- **EXERCISE**: Print out the data precisely as it appears here, with no pictures.

EXERCISE DATA Block Start

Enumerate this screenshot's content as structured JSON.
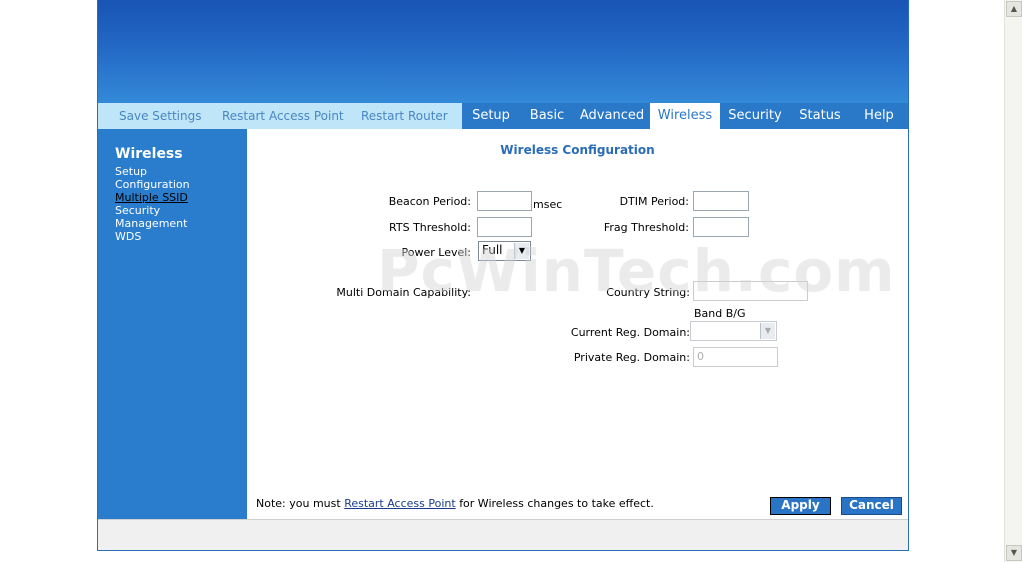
{
  "nav": {
    "save_settings": "Save Settings",
    "restart_access_point": "Restart Access Point",
    "restart_router": "Restart Router"
  },
  "tabs": [
    {
      "label": "Setup"
    },
    {
      "label": "Basic"
    },
    {
      "label": "Advanced"
    },
    {
      "label": "Wireless"
    },
    {
      "label": "Security"
    },
    {
      "label": "Status"
    },
    {
      "label": "Help"
    }
  ],
  "sidebar": {
    "title": "Wireless",
    "items": [
      {
        "label": "Setup"
      },
      {
        "label": "Configuration"
      },
      {
        "label": "Multiple SSID"
      },
      {
        "label": "Security"
      },
      {
        "label": "Management"
      },
      {
        "label": "WDS"
      }
    ]
  },
  "main": {
    "title": "Wireless Configuration",
    "beacon_period_label": "Beacon Period:",
    "beacon_period_unit": "msec",
    "dtim_period_label": "DTIM Period:",
    "rts_threshold_label": "RTS Threshold:",
    "frag_threshold_label": "Frag Threshold:",
    "power_level_label": "Power Level:",
    "power_level_value": "Full",
    "multi_domain_label": "Multi Domain Capability:",
    "country_string_label": "Country String:",
    "band_label": "Band B/G",
    "current_reg_domain_label": "Current Reg. Domain:",
    "private_reg_domain_label": "Private Reg. Domain:",
    "private_reg_domain_value": "0"
  },
  "watermark": "PcWinTech.com",
  "footer": {
    "note_prefix": "Note: you must",
    "note_link": "Restart Access Point",
    "note_suffix": "for Wireless changes to take effect.",
    "apply": "Apply",
    "cancel": "Cancel"
  },
  "colors": {
    "banner": "#2368c4",
    "tab_bar": "#2a78c8",
    "nav_light": "#bfe6f8",
    "sidebar": "#2a7ccc",
    "title": "#2a6cb8"
  }
}
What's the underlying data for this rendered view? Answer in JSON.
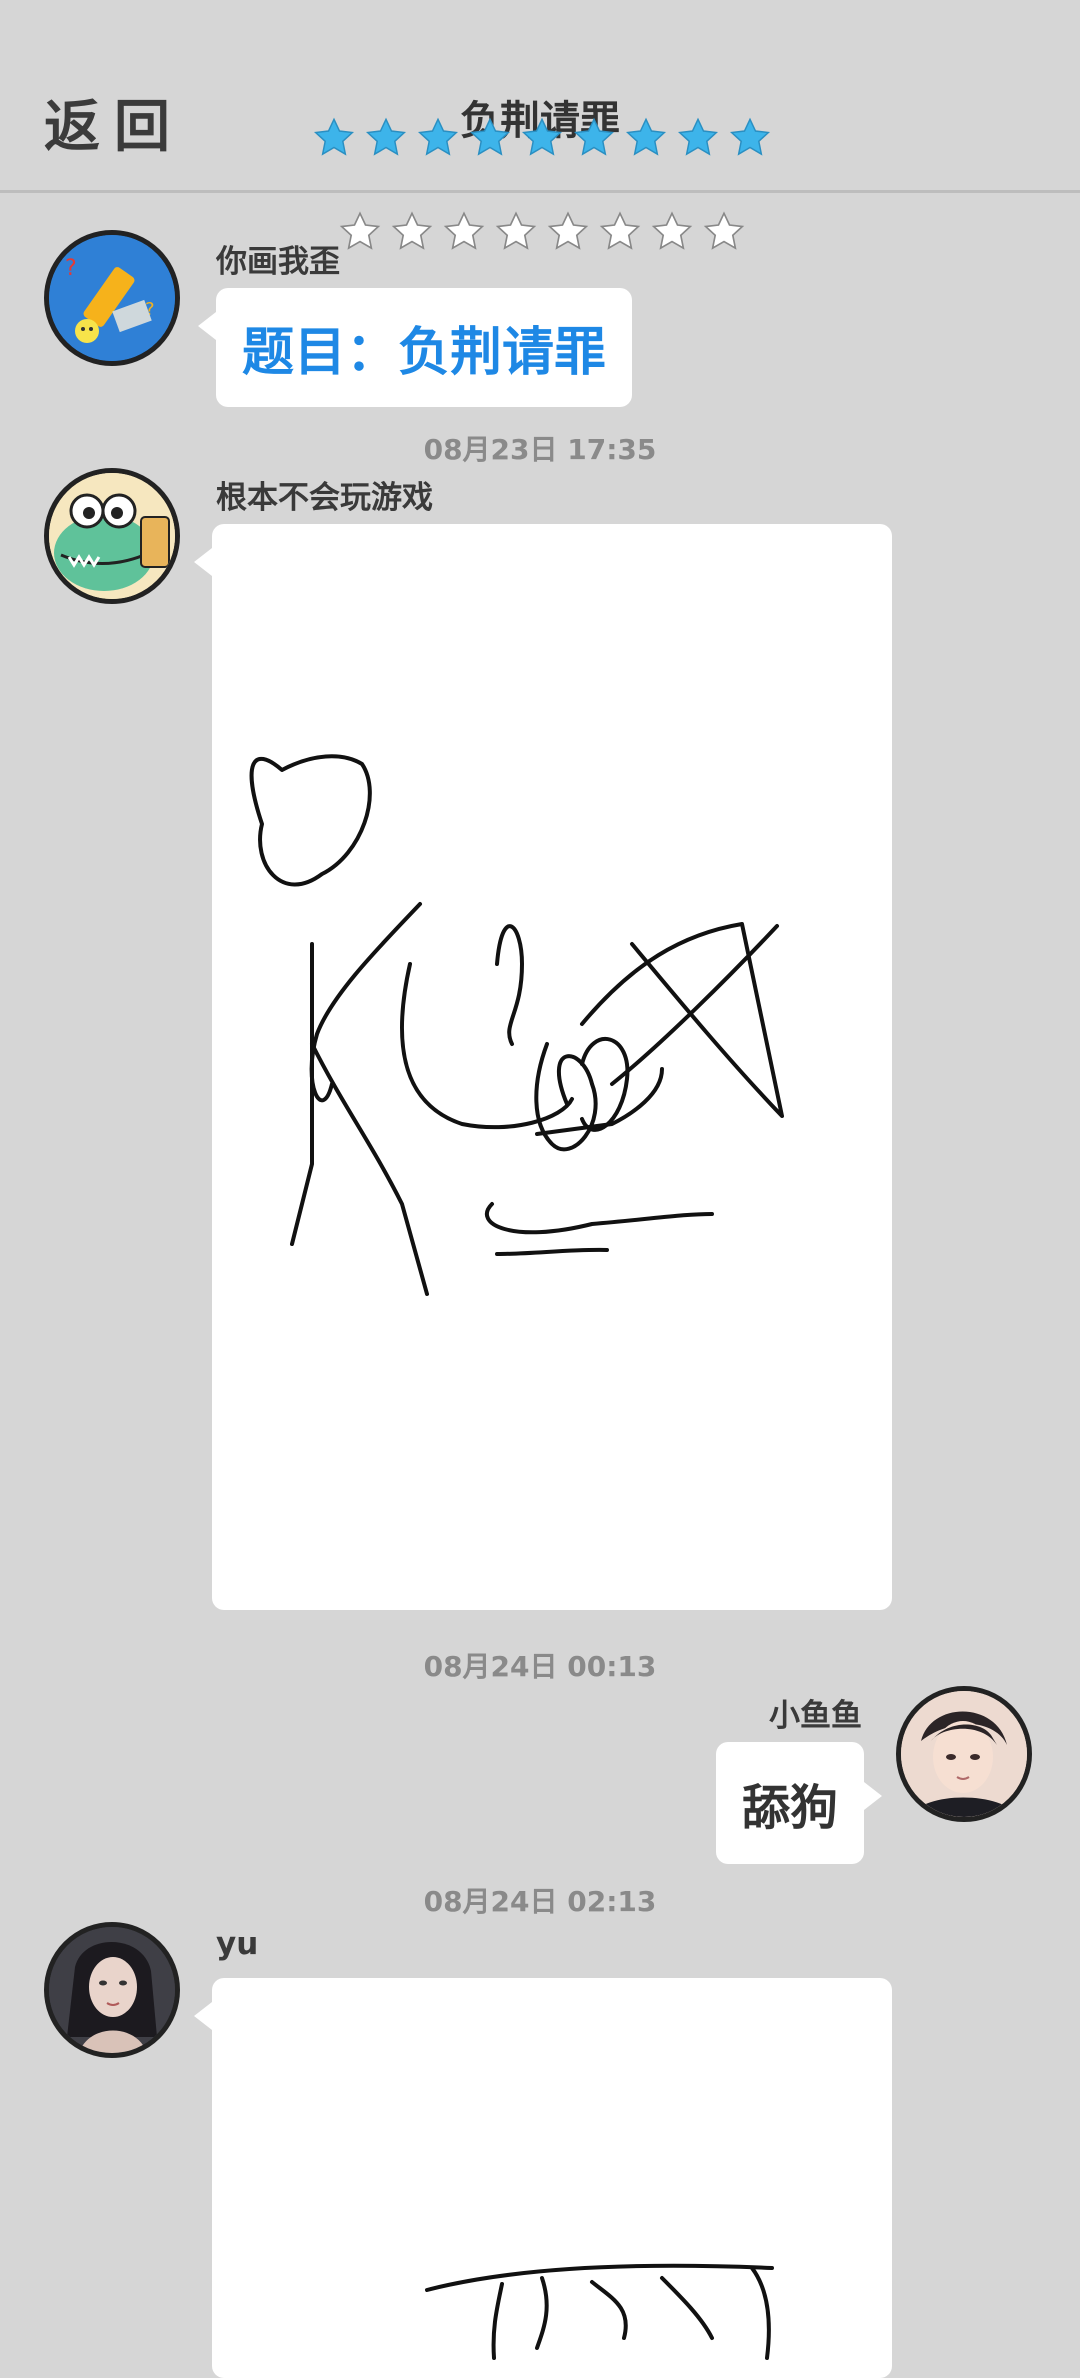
{
  "header": {
    "back_label": "返回",
    "title": "负荆请罪"
  },
  "ratings": {
    "top_row_filled": 9,
    "bottom_row_filled": 0,
    "star_color": "#3db4ea"
  },
  "messages": [
    {
      "sender": "你画我歪",
      "text": "题目：负荆请罪"
    },
    {
      "timestamp": "08月23日  17:35",
      "sender": "根本不会玩游戏"
    },
    {
      "timestamp": "08月24日  00:13",
      "sender": "小鱼鱼",
      "text": "舔狗"
    },
    {
      "timestamp": "08月24日  02:13",
      "sender": "yu"
    }
  ]
}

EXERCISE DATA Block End

- **EXPECTED OUTPUT**:
Enumerate this screenshot's content as structured JSON.
{
  "nav": {
    "save_settings": "Save Settings",
    "restart_access_point": "Restart Access Point",
    "restart_router": "Restart Router"
  },
  "tabs": [
    {
      "label": "Setup"
    },
    {
      "label": "Basic"
    },
    {
      "label": "Advanced"
    },
    {
      "label": "Wireless"
    },
    {
      "label": "Security"
    },
    {
      "label": "Status"
    },
    {
      "label": "Help"
    }
  ],
  "sidebar": {
    "title": "Wireless",
    "items": [
      {
        "label": "Setup"
      },
      {
        "label": "Configuration"
      },
      {
        "label": "Multiple SSID"
      },
      {
        "label": "Security"
      },
      {
        "label": "Management"
      },
      {
        "label": "WDS"
      }
    ]
  },
  "main": {
    "title": "Wireless Configuration",
    "beacon_period_label": "Beacon Period:",
    "beacon_period_unit": "msec",
    "dtim_period_label": "DTIM Period:",
    "rts_threshold_label": "RTS Threshold:",
    "frag_threshold_label": "Frag Threshold:",
    "power_level_label": "Power Level:",
    "power_level_value": "Full",
    "multi_domain_label": "Multi Domain Capability:",
    "country_string_label": "Country String:",
    "band_label": "Band B/G",
    "current_reg_domain_label": "Current Reg. Domain:",
    "private_reg_domain_label": "Private Reg. Domain:",
    "private_reg_domain_value": "0"
  },
  "watermark": "PcWinTech.com",
  "footer": {
    "note_prefix": "Note: you must",
    "note_link": "Restart Access Point",
    "note_suffix": "for Wireless changes to take effect.",
    "apply": "Apply",
    "cancel": "Cancel"
  },
  "colors": {
    "banner": "#2368c4",
    "tab_bar": "#2a78c8",
    "nav_light": "#bfe6f8",
    "sidebar": "#2a7ccc",
    "title": "#2a6cb8"
  }
}
What's the underlying data for this rendered view? Answer in JSON.
{
  "header": {
    "back_label": "返回",
    "title": "负荆请罪"
  },
  "ratings": {
    "top_row_filled": 9,
    "bottom_row_filled": 0,
    "star_color": "#3db4ea"
  },
  "messages": [
    {
      "sender": "你画我歪",
      "text": "题目：负荆请罪"
    },
    {
      "timestamp": "08月23日  17:35",
      "sender": "根本不会玩游戏"
    },
    {
      "timestamp": "08月24日  00:13",
      "sender": "小鱼鱼",
      "text": "舔狗"
    },
    {
      "timestamp": "08月24日  02:13",
      "sender": "yu"
    }
  ]
}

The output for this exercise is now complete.